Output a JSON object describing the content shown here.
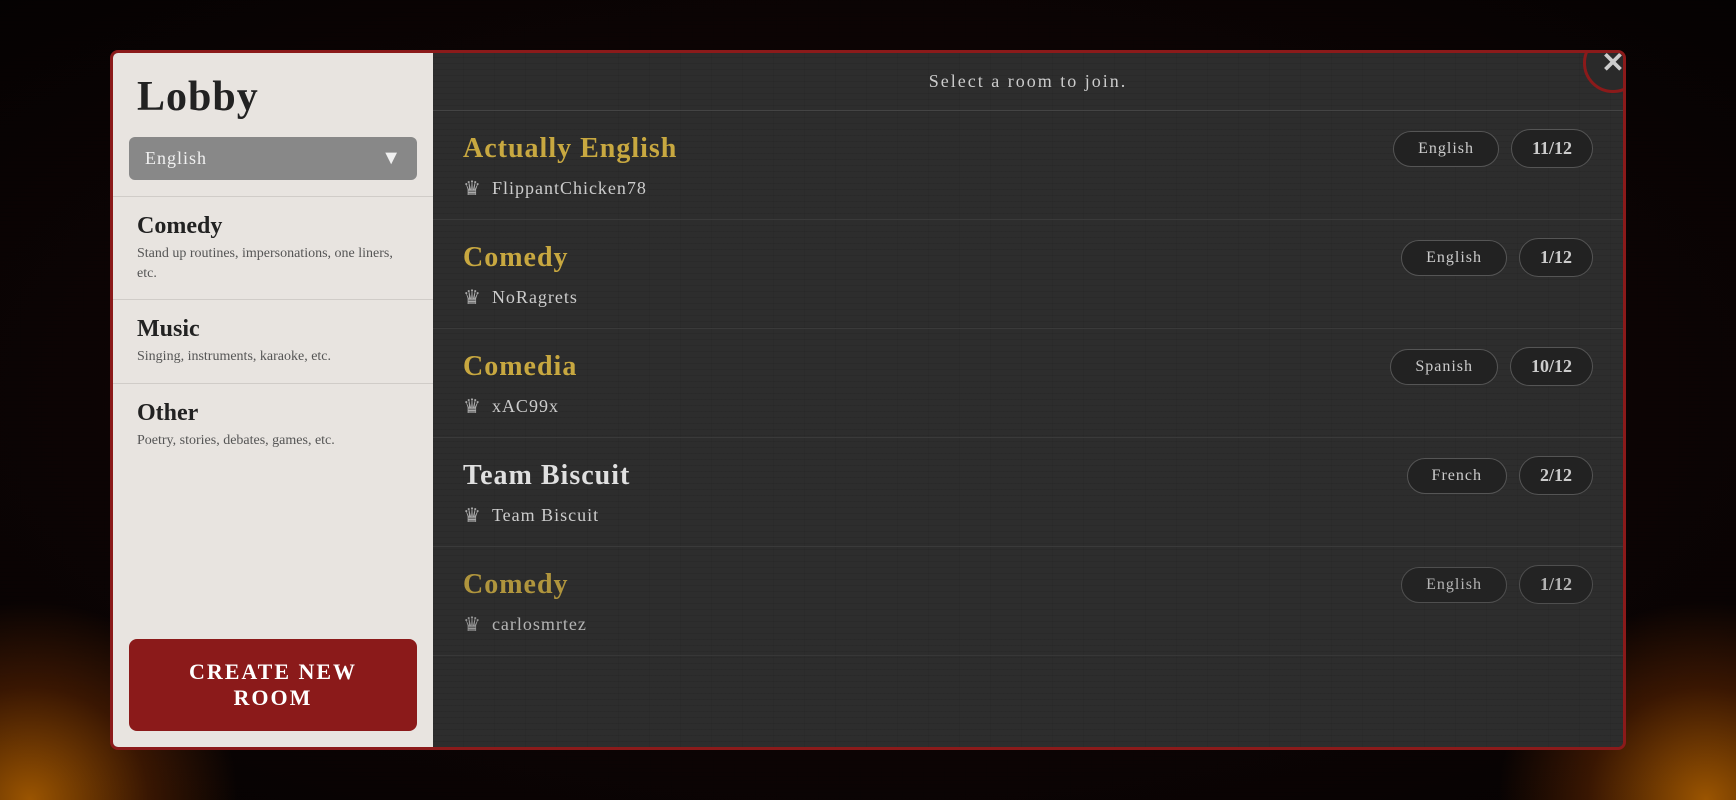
{
  "background": {
    "color": "#1a0a0a"
  },
  "modal": {
    "close_button": "✕"
  },
  "sidebar": {
    "title": "Lobby",
    "language_dropdown": {
      "value": "English",
      "arrow": "▼"
    },
    "categories": [
      {
        "name": "Comedy",
        "description": "Stand up routines, impersonations, one liners, etc."
      },
      {
        "name": "Music",
        "description": "Singing, instruments, karaoke, etc."
      },
      {
        "name": "Other",
        "description": "Poetry, stories, debates, games, etc."
      }
    ],
    "create_button_label": "Create New Room"
  },
  "main": {
    "header": "Select a room to join.",
    "rooms": [
      {
        "name": "Actually English",
        "name_style": "gold",
        "host": "FlippantChicken78",
        "language": "English",
        "count": "11/12"
      },
      {
        "name": "Comedy",
        "name_style": "gold",
        "host": "NoRagrets",
        "language": "English",
        "count": "1/12"
      },
      {
        "name": "Comedia",
        "name_style": "gold",
        "host": "xAC99x",
        "language": "Spanish",
        "count": "10/12"
      },
      {
        "name": "Team Biscuit",
        "name_style": "white",
        "host": "Team Biscuit",
        "language": "French",
        "count": "2/12"
      },
      {
        "name": "Comedy",
        "name_style": "gold",
        "host": "carlosmrtez",
        "language": "English",
        "count": "1/12"
      }
    ]
  }
}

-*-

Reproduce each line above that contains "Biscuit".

#### TASK SOLUTION:
        "name": "Team Biscuit",
        "host": "Team Biscuit",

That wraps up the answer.